"The Internet has transformed the way we do business," Demuynck stated, referring not only to communications and promotions but to product design as well. "We intend to put Internet capabilities into many products, making Internet content as accessible as pressing a single button on a TV remote. The Internet dominates all our thinking—it will expand from a browsing activity to an always-on, integral part of daily life," he said.

Innovations[edit]

The early Internet audio and Streamium devices had both constant broadband Internet connectivity and a back-end service provided by Philips to aggregate services for its users. In addition, a UI extension was offered (my.philips) that allowed consumers to manage their devices, external service subscriptions, favorites, as well as to add their own streams. The PC-based UI extension was part of the lean-forward/lean-backward approach to this potentially complicated product range:

  • Lean backward functionality was accessible on the device directly
  • Lean forward functionality was relegated to the PC

In essence, the Philips service offering was a walled garden; but the fact that consumers could add and access their own favorite streams made it more of an open system. Although never published, Streamium relied on an XML-based API—not unlike the APIs we see today published by Web-service providers (YouTube, eBay,...) -- and implemented XML-based APIs as offered by its service providers.

Commercial impact[edit]

Unfortunately the first Streamium generations lacked support for a number of important media formats such as those included in the Windows Media technologies which hampered their commercial success. Philips' legal team had issues with the non-assertion clause[10] that Microsoft required potential licensees to sign without prior opportunity to check the IP involved. Since Philips did and still does own a substantial patent-portfolio,[11] product management was not allowed to risk signing away rights on a substantial number of important patents.[12]

Consumer testing[edit]

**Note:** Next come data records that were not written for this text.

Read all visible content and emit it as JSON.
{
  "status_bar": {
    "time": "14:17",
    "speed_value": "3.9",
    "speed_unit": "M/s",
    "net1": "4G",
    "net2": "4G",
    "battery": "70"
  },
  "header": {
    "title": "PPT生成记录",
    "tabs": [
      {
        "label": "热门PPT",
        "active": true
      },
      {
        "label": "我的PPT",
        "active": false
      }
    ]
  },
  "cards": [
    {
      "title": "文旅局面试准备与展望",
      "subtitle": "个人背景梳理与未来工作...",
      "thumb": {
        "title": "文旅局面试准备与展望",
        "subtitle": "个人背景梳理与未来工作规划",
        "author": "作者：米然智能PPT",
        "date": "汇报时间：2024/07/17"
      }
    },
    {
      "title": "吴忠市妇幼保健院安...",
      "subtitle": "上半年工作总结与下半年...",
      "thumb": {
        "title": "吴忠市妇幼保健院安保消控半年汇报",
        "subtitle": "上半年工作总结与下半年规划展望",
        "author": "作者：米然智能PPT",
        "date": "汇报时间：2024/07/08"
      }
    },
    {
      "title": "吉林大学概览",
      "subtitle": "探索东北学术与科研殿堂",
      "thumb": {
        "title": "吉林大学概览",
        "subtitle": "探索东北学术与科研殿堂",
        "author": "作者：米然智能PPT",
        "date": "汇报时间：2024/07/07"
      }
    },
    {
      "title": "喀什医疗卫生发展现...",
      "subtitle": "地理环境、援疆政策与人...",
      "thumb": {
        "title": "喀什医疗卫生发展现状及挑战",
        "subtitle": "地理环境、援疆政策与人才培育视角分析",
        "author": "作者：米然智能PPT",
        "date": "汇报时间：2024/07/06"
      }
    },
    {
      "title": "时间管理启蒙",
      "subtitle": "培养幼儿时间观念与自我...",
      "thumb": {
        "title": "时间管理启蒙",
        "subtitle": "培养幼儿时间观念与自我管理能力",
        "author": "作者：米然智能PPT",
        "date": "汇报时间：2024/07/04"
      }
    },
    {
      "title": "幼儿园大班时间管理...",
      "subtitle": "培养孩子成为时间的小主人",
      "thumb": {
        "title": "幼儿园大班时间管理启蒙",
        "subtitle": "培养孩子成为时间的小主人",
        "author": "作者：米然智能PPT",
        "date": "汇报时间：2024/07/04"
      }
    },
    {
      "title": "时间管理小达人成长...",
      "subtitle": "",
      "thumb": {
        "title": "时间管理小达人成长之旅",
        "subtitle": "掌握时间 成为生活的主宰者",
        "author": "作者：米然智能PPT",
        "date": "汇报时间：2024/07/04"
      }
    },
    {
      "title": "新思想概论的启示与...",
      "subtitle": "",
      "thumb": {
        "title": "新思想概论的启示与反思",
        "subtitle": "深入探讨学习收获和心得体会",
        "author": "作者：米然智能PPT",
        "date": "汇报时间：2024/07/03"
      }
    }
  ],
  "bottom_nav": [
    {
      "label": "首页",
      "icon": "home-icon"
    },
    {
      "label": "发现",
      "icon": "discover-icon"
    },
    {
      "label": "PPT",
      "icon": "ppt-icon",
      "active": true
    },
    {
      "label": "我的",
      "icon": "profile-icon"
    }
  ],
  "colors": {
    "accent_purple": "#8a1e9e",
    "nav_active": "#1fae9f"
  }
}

To some extent consumers were involved in some of the design of the Streamiums. Of course, the classical focus test groups were used to find out what features consumers would deem important. But also after the official announcement, a limited number of pre-production versions of the Streamiums would be made available to a limited number of volunteer beta-testers that could sign up via a Philips web-site.[13]

See also[edit]

References[edit]